Advocacy & Politics

I grew up in a family that didn’t speak of politics. I mean, I don’t remember politics EVER being brought into a conversation in any family or one on one conversations. Especially not at the dinner table. In fact, I grew up without TV. I appreciate it now and if I ever have kids, will likely have the same rules apply in my household.

But there came a time in my life that politics became more than a tight-lipped topic.

It came my turn to educate myself, speak up, and get involved with things that would affect my future. That moment came soon after I was diagnosed with Crohn’s disease. I got to vote in the presidential election when I moved away to college and it was a big deal to me, though you’d never really know it by having conversations with me. A time and a place? Well, the last few years it has been the time and the place and it was evident to me that I must do my part to feel heard and to do what I feel I need to.. writing to my Representatives, Resistbot and appeals have been a large part of my vocabulary in the last 3 years.

But one question always seems to float to the surface: why must I have to explain to people why they should care about me? About my well-being? Because for me and my “family,” healthcare is my well-being. And truth be told, no one wants to be just a number.

So why do I continue? Because I know people so much more ill than myself who aren’t able to get out physically to make it out to advocacy events due to their disability. My ability decides my direction – I won’t stop until I physically have to.

My voice speaks for those who can’t be heard.

This is the one reason that advocacy keeps me grounded every day I wake up and decide to voice my truth: others depend on me.

So little of this actually has to do with politics, and more about actually caring for your fellow man. Imagine during this time where we see so much crisis, being able to put someone else’s needs over your own…especially over your wants. It has to do with caring for one another, so that we may all have a future, not just bettering one part of the population.

I’ll step off my political pedestal and leave you with this: I wake up 365 days a year knowing that without advocacy, my life wouldn’t amount to much. This is what I choose to do to serve people.
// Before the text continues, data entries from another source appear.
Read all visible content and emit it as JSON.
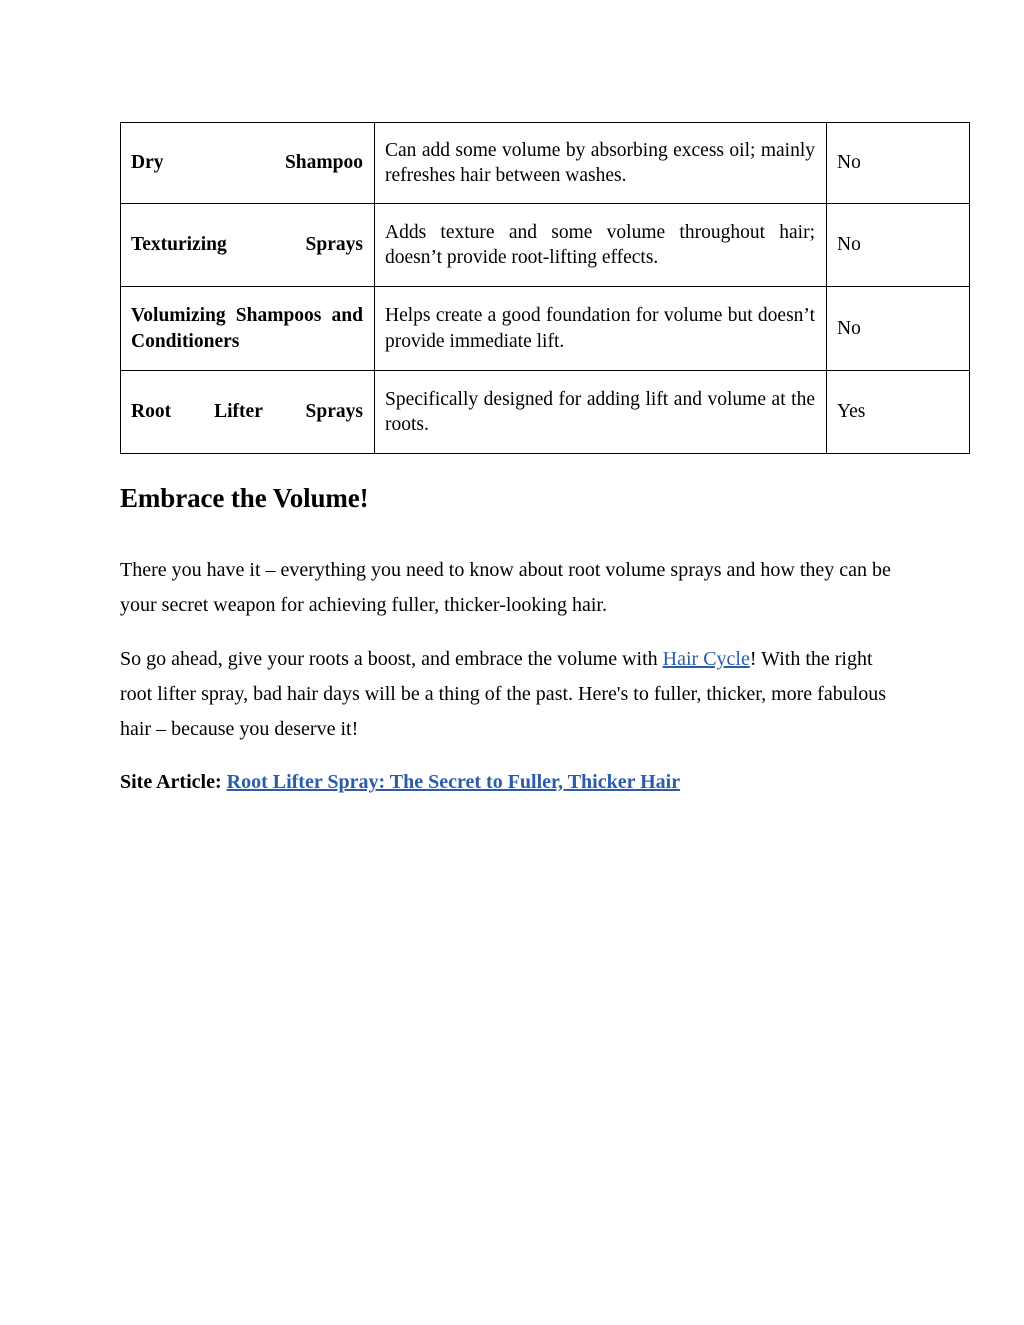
{
  "document": {
    "table": {
      "rows": [
        {
          "type": "Dry Shampoo",
          "description": "Can add some volume by absorbing excess oil; mainly refreshes hair between washes.",
          "lift": "No"
        },
        {
          "type": "Texturizing Sprays",
          "description": "Adds texture and some volume throughout hair; doesn’t provide root-lifting effects.",
          "lift": "No"
        },
        {
          "type": "Volumizing Shampoos and Conditioners",
          "description": "Helps create a good foundation for volume but doesn’t provide immediate lift.",
          "lift": "No"
        },
        {
          "type": "Root Lifter Sprays",
          "description": "Specifically designed for adding lift and volume at the roots.",
          "lift": "Yes"
        }
      ]
    },
    "heading": "Embrace the Volume!",
    "paragraph_1": "There you have it – everything you need to know about root volume sprays and how they can be your secret weapon for achieving fuller, thicker-looking hair.",
    "paragraph_2": {
      "before_link": "So go ahead, give your roots a boost, and embrace the volume with ",
      "link_text": "Hair Cycle",
      "after_link": "! With the right root lifter spray, bad hair days will be a thing of the past. Here's to fuller, thicker, more fabulous hair – because you deserve it!"
    },
    "site_article": {
      "label": "Site Article:",
      "link_text": "Root Lifter Spray: The Secret to Fuller, Thicker Hair"
    },
    "colors": {
      "link": "#2a5caa",
      "text": "#000000",
      "background": "#ffffff",
      "table_border": "#000000"
    }
  }
}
Realizing that I have to keep explaining to others why I matter and why my life is important is one of the most heart-breaking things a patient with chronic medical issues can go through. Feeling meaningless, invisible and worthless in a crowd of millions of people. Please don’t make me explain why my life is valuable.

Want to become more involved in your legislature but not sure where to begin?

Text RESIST to 50409 and ResistBot help you contact your officials – from there it will prompt you to put in your location and find out who your representatives are and how to get in touch with them. Simply compose a text and it will fax that text to them automatically. Just follow the steps.


You can also Visit CCF’s National Council of College Leaders: or

See the full article here: Advocacy & Politics